Dr. Brzezinski stated that his last point was motivated by his desire to widen and make more firm US-Soviet detente. Contrary to his reputation, he strongly believed that unless US-Soviet detente was broadly based and genuinely reciprocal, the American people would eventually reject it. He then turned to the question of instability in the Third World. To the end of this century, many parts of the world were going to be in turmoil. This was not our doing, nor was it the Soviet’s doing. This was a result of internal dynamics in many of the countries involved. However, he wished to emphasize that if this turbulence was exploited by one side or the other, it could undermine detente. The US was particularly concerned by the Soviet use of Cubans as proxies in certain areas of the Third World. This use of the Cuban military was bound to have an impact on American attitudes, and in fact the impact was already beginning to be felt. It was always more difficult to start something like that than to terminate it. We did not expect the Soviet Union to turn it off like a faucet, but we would hope that the Soviets would be sensitive to our concerns, whether in Africa or Latin America. We had been sensitive to Soviet concerns so far. But the Soviet side had to understand the need for restraint. This was why in Vienna that we told the Soviets that it was not our purpose to use our relations with China against the Soviet Union. We understood Soviet concerns and we realized any attempt to use China against the Soviet Union would create problems for detente. However, if present trends continued, there would be a strong reaction in the United States. The Presidential elections had a way of surfacing these visceral attitudes. He mentioned this, he said, because we recognized the larger interest which Hungary had in East-West cooperation and coordination. (S)

Dr. Brzezinski concluded the meeting by taking DPM Huszar on a tour of the Oval Office. (U)

  1. Source: Carter Library, National Security Affairs, Brzezinski Material, Brzezinski Office File, Country Chron File, Box 17, Hungary: 1979–80. Secret. Drafted by Larrabee. The meeting took place in Brzezinski’s office.

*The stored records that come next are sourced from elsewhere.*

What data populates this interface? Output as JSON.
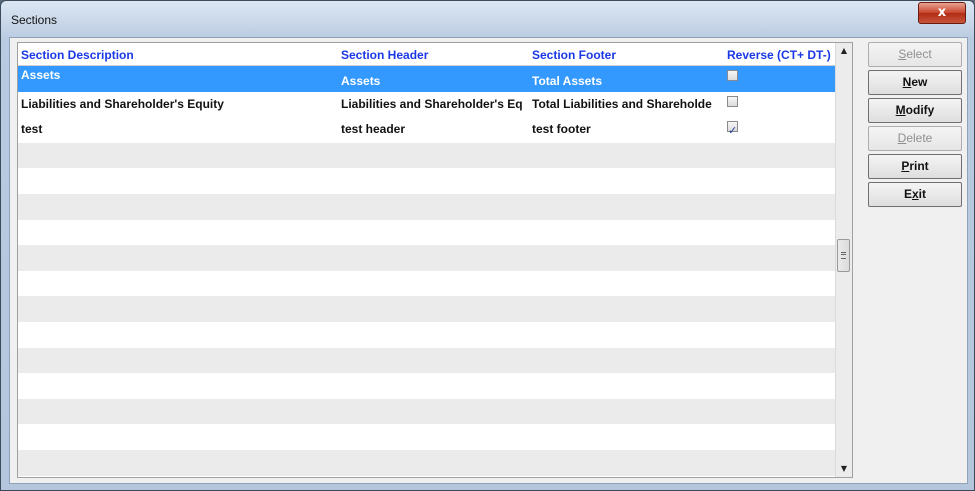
{
  "window": {
    "title": "Sections",
    "close_glyph": "x"
  },
  "grid": {
    "columns": [
      "Section Description",
      "Section Header",
      "Section Footer",
      "Reverse (CT+ DT-)"
    ],
    "rows": [
      {
        "description": "Assets",
        "header": "Assets",
        "footer": "Total Assets",
        "reverse": false,
        "selected": true
      },
      {
        "description": "Liabilities and Shareholder's Equity",
        "header": "Liabilities and Shareholder's Eq",
        "footer": "Total Liabilities and Shareholde",
        "reverse": false,
        "selected": false
      },
      {
        "description": "test",
        "header": "test header",
        "footer": "test footer",
        "reverse": true,
        "selected": false
      }
    ],
    "empty_rows": 14,
    "header_color": "#1a39e6",
    "selection_color": "#3399ff"
  },
  "buttons": {
    "select": {
      "pre": "",
      "ul": "S",
      "post": "elect",
      "enabled": false
    },
    "new": {
      "pre": "",
      "ul": "N",
      "post": "ew",
      "enabled": true
    },
    "modify": {
      "pre": "",
      "ul": "M",
      "post": "odify",
      "enabled": true
    },
    "delete": {
      "pre": "",
      "ul": "D",
      "post": "elete",
      "enabled": false
    },
    "print": {
      "pre": "",
      "ul": "P",
      "post": "rint",
      "enabled": true
    },
    "exit": {
      "pre": "E",
      "ul": "x",
      "post": "it",
      "enabled": true
    }
  },
  "scrollbar": {
    "up_icon": "▲",
    "down_icon": "▼"
  }
}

  2. On July 9, Larrabee informed Brzezinski that Huszar was traveling to the United States at the invitation of Secretary of Commerce Kreps. Kreps requested that the President briefly meet with Huszar. Larrabee recommended that, in light of the President’s busy schedule, Brzezinski meet with the Hungarian official instead, with a Presidential “drop-by,” if his schedule permits. Brzezinski disapproved both recommendations. (Ibid.) However, on July 16, Tarnoff forwarded a Department of State briefing paper for Brzezinski’s meeting with Huszar. In his memorandum to Brzezinski forwarding the paper, Larrabee stated that Vance was sick and could not meet with Huszar as scheduled. (Ibid.)